Police expressed their certainty that other organized criminals were staying elsewhere in the city. Rumors indicated that Chicago's Al Capone had been seen in the area.

Local authorities believed they had broken up a meeting called to settle feuds over Prohibition Era corn sugar, a necessary commodity for moonshining operations. They were mistaken. The bloody corn-sugar wars of the Cleveland underworld already had been resolved.

Some historians have suggested, quite wrongly, that the Cleveland gathering was the first formative convention of the U.S. Mafia (a number of writers have referred to the criminal society as the "Unione Siciliana"). Actually, a national Mafia network had been in place for many years, and meetings of Mafiosi occurred fairly regularly.

Masseria
Other explanations have been offered. Some say that the convention was called to reallocate underworld rackets following recent gangland assassinations, to resolve underworld disagreements in Chicago or to recognize the ascension of Profaci to the rank of family boss. However, local or regional issues would not warrant the calling of a national convention. It appears far more likely that the convention's purpose was to recognize the U.S. Mafia's new boss of bosses Giuseppe Masseria.

At war with reigning boss of bosses Salvatore "Toto" D'Aquila since the dawn of the Prohibition Era, Masseria had assembled the strongest and wealthiest crime family in the country. The recent murder of D'Aquila on a Manhattan street left Masseria's appointment as boss of bosses a mere formality. Though Masseria's own home base was in New York City, many of his kin resided in Cleveland, and Masseria allies in Cleveland had recently defeated a pro-D'Aquila faction there. The city would have been an entirely appropriate selection for a Masseria coronation.

Critics of this view note that Masseria and his allies were not among those taken into custody at the Hotel Statler. Of course, with much of his family in the area, there would have been no reason for Masseria to stay at any hotel. And police publicly expressed their disappointment that the hasty raid at the Statler allowed other conventioneers to get away.

Read more about the 1928 Mafia convention in Cleveland and other Cleveland underworld events in:

02 December 2016

Dellacroce's death

New York's Gambino Crime Family was fractured with the death by natural causes of underboss Aniello "Neil" Dellacroce on this date in 1985.

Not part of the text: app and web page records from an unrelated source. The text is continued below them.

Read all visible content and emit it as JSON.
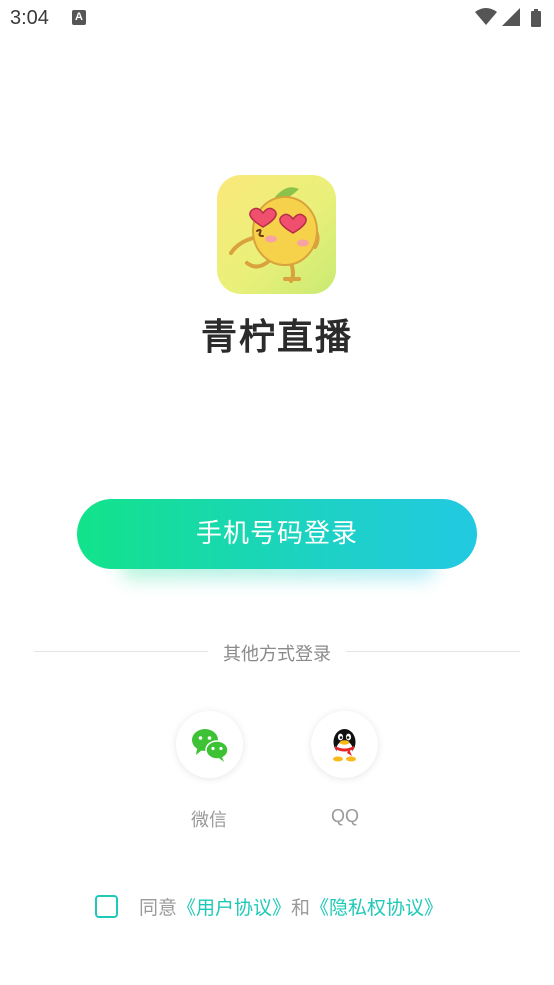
{
  "status_bar": {
    "time": "3:04",
    "notification_letter": "A"
  },
  "app": {
    "name": "青柠直播"
  },
  "login": {
    "phone_button_label": "手机号码登录"
  },
  "other_login": {
    "title": "其他方式登录",
    "options": [
      {
        "label": "微信",
        "icon": "wechat-icon"
      },
      {
        "label": "QQ",
        "icon": "qq-icon"
      }
    ]
  },
  "agreement": {
    "prefix": "同意",
    "user_agreement": "《用户协议》",
    "conjunction": "和",
    "privacy_agreement": "《隐私权协议》",
    "checked": false
  },
  "colors": {
    "accent": "#1fc9b8",
    "button_gradient_start": "#12e38a",
    "button_gradient_end": "#22c9e2",
    "logo_background": "#fbe97a"
  }
}
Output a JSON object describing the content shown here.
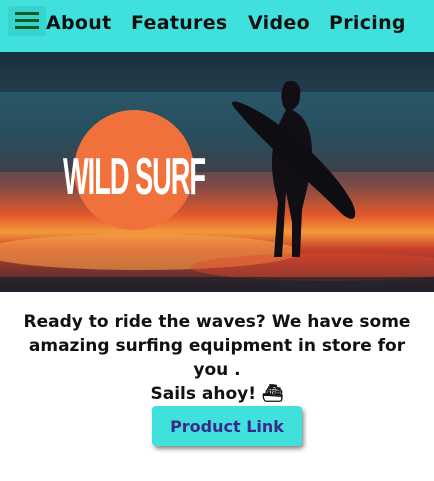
{
  "nav": {
    "menu_icon": "hamburger-icon",
    "links": [
      "About",
      "Features",
      "Video",
      "Pricing"
    ]
  },
  "hero": {
    "logo_text": "WILD SURF"
  },
  "content": {
    "line1": "Ready to ride the waves? We have some",
    "line2": "amazing surfing equipment in store for you .",
    "line3": "Sails ahoy!",
    "ship_emoji": "⛴"
  },
  "cta": {
    "label": "Product Link"
  },
  "colors": {
    "accent": "#40e0dc",
    "button_text": "#3b2a8c",
    "logo_circle": "#f0713c"
  }
}
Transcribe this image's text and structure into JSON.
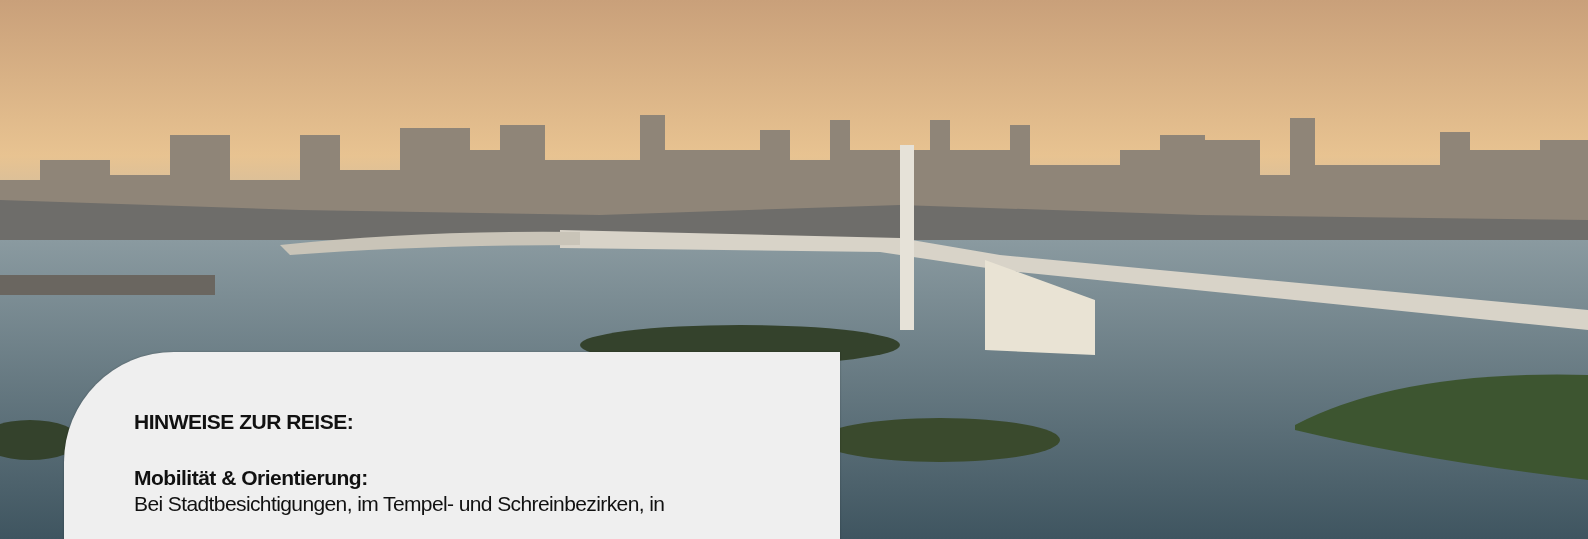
{
  "notice": {
    "heading": "HINWEISE ZUR REISE:",
    "sections": [
      {
        "title": "Mobilität & Orientierung:",
        "text": "Bei Stadtbesichtigungen, im Tempel- und Schreinbezirken, in"
      }
    ]
  }
}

The seventy-one-year-old Dellacroce succumbed to cancer late on December 2 at Mary Immaculate Hospital in Queens, New York. He had been scheduled to go on trial in Manhattan the following year as a defendant in the Mafia Commission Case. He also faced federal racketeering and tax evasion charges.

Chicago Tribune, Dec. 4, 1985.

Following Dellacroce's death, his protege John J. Gotti organized the December 14, 1985, assassination of crime family boss Paul Castellano. Gotti assumed control of the crime family.

Dellacroce
The organization had been an incomplete blending of Sicilian and non-Sicilian factions for decades, with intra-family violence flaring up from time to time. Albert Anastasia, leader of mainland Italians in the organization, rose to power by deposing Sicilian boss Vincent Mangano in 1951. Carlo Gambino, head of the Sicilian Gambino-Castellano group, is believed to have conspired in the 1957 assassination of Anastasia. Orderly succession within the organization is believed to have been on the agenda of the 1957 Apalachin, New York, Mafia convention, broken up by the appearance of law enforcement officers.

Gambino's rise to boss was contested by Armand Thomas Rava. Some arrangement within the family appears to have been reached following the disappearance of Rava. Dellacroce stepped into Rava's role as opposition faction leader, and Gambino designated him as family underboss. Dellacroce made his headquarters the Ravenite Social Club, located on Manhattan's Mulberry Street in the area where Dellacroce was raised.

Gotti
Apparently believing that its leader was next in line to become boss, the Dellacroce faction was up in arms when Paul Castellano took over following the 1976 death of Gambino. Dellacroce reportedly kept the peace by ordering his followers to take no action against Castellano. Gotti decided that Dellacroce's death canceled the prohibition against violence.

See also Who Was Who entries for: